Kathryn Warner said...

From what I've seen on Facebook, you're pretty keen to promote your books (as any author would be, of course), and this blog would have been an excellent site for you to reach out to lots of potential readers. No-one's asking you to muzzle your opinions, and actually I enjoy and agree with most of what you write about medieval history on FB; it's just that telling me that the person I spend a large part of my life researching is an uninteresting loser, and on my own website to boot, isn't terribly polite or tactful.

Christy K Robinson said...

I'm very interested in the source of these conspiracy legends, as cited by Simon Cartlidge in the comment above.

"It is accepted by most scholars that at the time of Roger De Mortimer’s execution, Isabella was pregnant with his child.
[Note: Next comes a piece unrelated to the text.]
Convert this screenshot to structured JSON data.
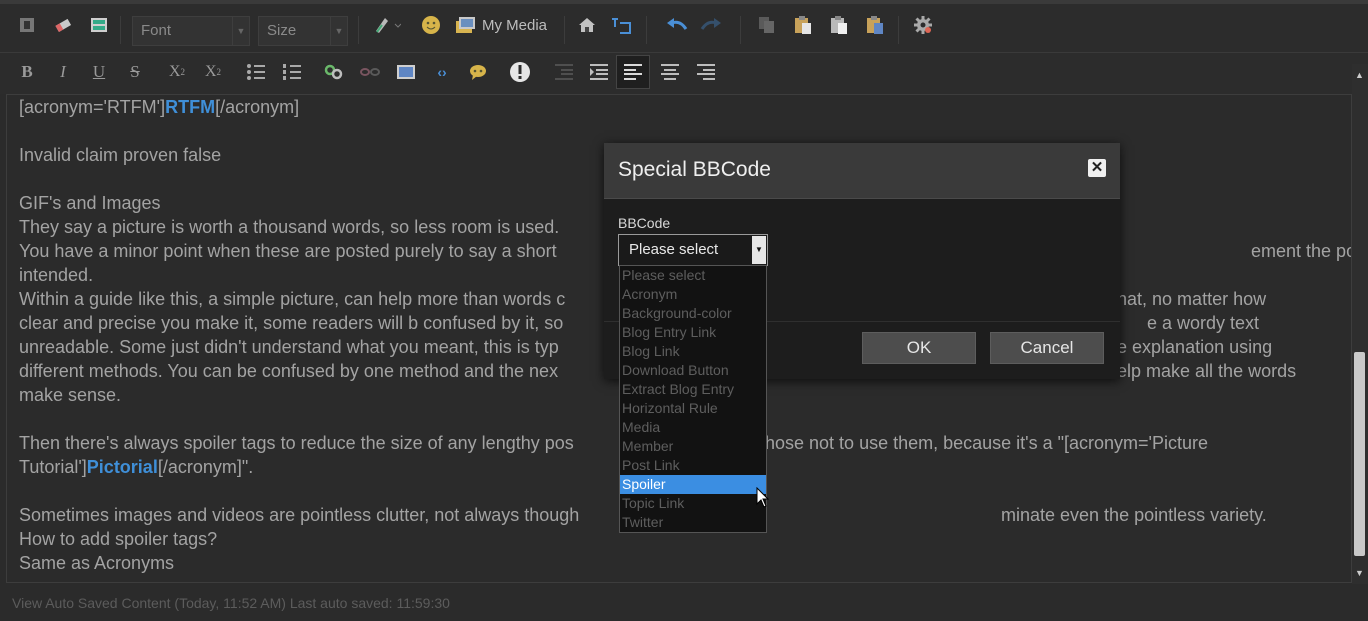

The official record states that she lost the baby in childbirth, but others are not so sure. There are reports that the baby was smuggled out of the castle by Isabella’s friend and supporter Adam Orleton, the Bishop of Worcester, and given to a sympathetic family. It would make sense, since a male child of this union would have almost certainly been seen as a threat to the throne and would not have been allowed to live."
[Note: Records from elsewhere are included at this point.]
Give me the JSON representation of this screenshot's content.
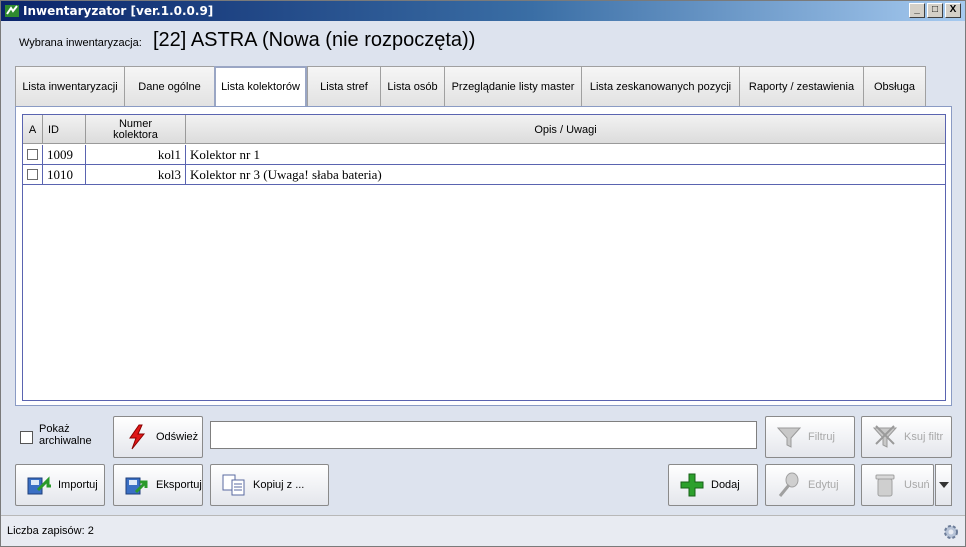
{
  "window": {
    "title": "Inwentaryzator [ver.1.0.0.9]",
    "controls": [
      "_",
      "□",
      "X"
    ]
  },
  "header": {
    "label": "Wybrana inwentaryzacja:",
    "value": "[22] ASTRA (Nowa (nie rozpoczęta))"
  },
  "tabs": [
    {
      "label": "Lista inwentaryzacji"
    },
    {
      "label": "Dane ogólne"
    },
    {
      "label": "Lista kolektorów",
      "active": true
    },
    {
      "label": "Lista stref"
    },
    {
      "label": "Lista osób"
    },
    {
      "label": "Przeglądanie listy master"
    },
    {
      "label": "Lista zeskanowanych pozycji"
    },
    {
      "label": "Raporty / zestawienia"
    },
    {
      "label": "Obsługa"
    }
  ],
  "grid": {
    "columns": [
      "A",
      "ID",
      "Numer kolektora",
      "Opis / Uwagi"
    ],
    "rows": [
      {
        "a": false,
        "id": "1009",
        "numer": "kol1",
        "opis": "Kolektor nr 1"
      },
      {
        "a": false,
        "id": "1010",
        "numer": "kol3",
        "opis": "Kolektor nr 3 (Uwaga! słaba bateria)"
      }
    ]
  },
  "controls": {
    "show_archived": "Pokaż archiwalne",
    "refresh": "Odśwież",
    "filter_value": "",
    "filter": "Filtruj",
    "clear_filter": "Ksuj filtr",
    "import": "Importuj",
    "export": "Eksportuj",
    "copy_from": "Kopiuj z ...",
    "add": "Dodaj",
    "edit": "Edytuj",
    "delete": "Usuń"
  },
  "status": {
    "text": "Liczba zapisów: 2"
  }
}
I'm researching Mary Barrett Dyer, 1611-1660, who has a similar legend attached to her unknown parentage. Because she was considered (by her enemies, even) "comely," educated, with a penetrating wit, etc., the romantic notion is that a commoner from Westminster could never have risen without a royal background. Her 19th-century legend is that she was the child of Arabella Stuart and William Seymour, and as a newborn, was spirited out of the Tower and raised by her nurse, the original Mary Dyer, and hidden from James I while he searched (like Herod the Great) for the child who had a closer claim to the throne.

I'm going to write about it soon on Mary's blog, but wonder if you know where other tinfoil-hat stories have originated? And why? Just for the snob appeal? Is that the reason Shakespeare can't be intelligent enough to have written his body of work without being the cleverly-disguised Earl of Whatever?
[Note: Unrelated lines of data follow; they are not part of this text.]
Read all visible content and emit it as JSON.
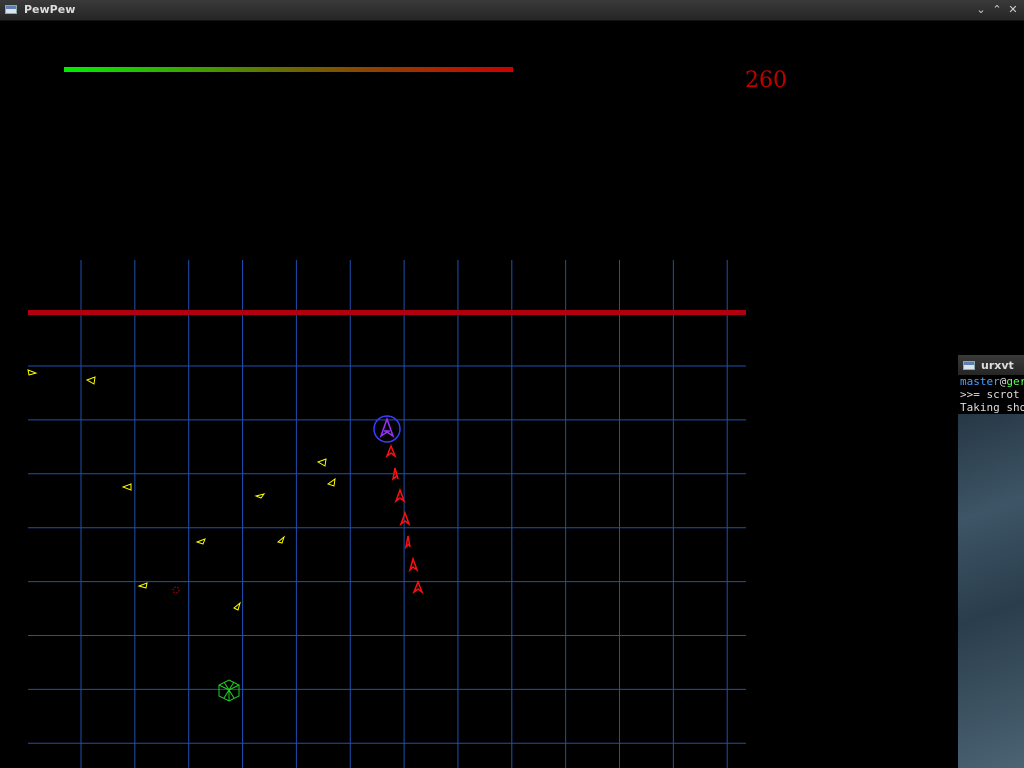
{
  "window": {
    "title": "PewPew",
    "controls": [
      "minimize",
      "maximize",
      "close"
    ]
  },
  "hud": {
    "score": "260",
    "health_fraction": 1.0,
    "health_colors": [
      "#00ee00",
      "#cc0000"
    ]
  },
  "colors": {
    "grid": "#1f4fb0",
    "barrier": "#b00010",
    "enemy": "#ffff00",
    "player": "#9b30ff",
    "player_ring": "#3c3cff",
    "bullet": "#ff1010",
    "cube": "#20d020",
    "mine": "#cc0000"
  },
  "terminal": {
    "title": "urxvt",
    "user": "master",
    "at": "@",
    "host": "ger",
    "line2": ">>= scrot",
    "line3": "Taking sho"
  }
}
David said...

Well alright, it was a glib remark - let's say he was a 'generally unsuccesful monarch in the fields of effective government and prosecution of warfare' then! I'll keep it zipped in future. As I said, I like your blog and am very impressed by the level of information on here.

Kathryn Warner said...

Thanks, David - appreciate that.

Christy, that's a really interesting question. I'm not sure what was so special about this William Alfred character to make people think he might have been a queen's son, but it's not the first time someone's got in touch with me over this issue. Some years ago, I received an email insisting that the wife of a Norfolk knight of the mid-14th century - and, inevitably, the ancestor of my correspondent - was the legitimate youngest child of Edward II and Isabella. I pointed out there was no way on God's green earth a legitimate daughter of Edward and Isabella would have made such a lowly marriage, and that the existence of a royal child cannot have gone unnoticed in the records. But noooo, they were totally sure and wouldn't be told otherwise. Whatever! In this case, it's people desperate to manufacture a royal heritage, or so it seems to me. The Mary case is really interesting though. Love the Shakespeare analogy, and it also reminds me of the Perkin Warbeck story, the supposed survival of Louis XVII, etc.

Anonymous said...

I'm the one who did the search on parallels between Edward II and the Princes in the Tower. Ross (a biographer of Richard III) cites both Isabella and Mortimer approving of Edward's murder as indicating that a high level murder, such as the Princes, couldn't have been killed without Richard's knowledge; with two other historians (Alison Weir and Derek Wilson) saying that Mortimer ordered Edward's execution on his own made me want to do some additional research on the theory that Richard didn't know.


Kathryn Warner said...

Ah, I see! That makes sense! Thanks for letting me know, Esther, and hope your research is going well. I recommend Ian Mortimer's biographies of Roger Mortimer and Edward III, which go into this matter in great detail.

Anonymous said...

No escaping the Princes in the Tower *sigh* That man pops up everywhere!

Kathryn Warner said...

Heh, true! :)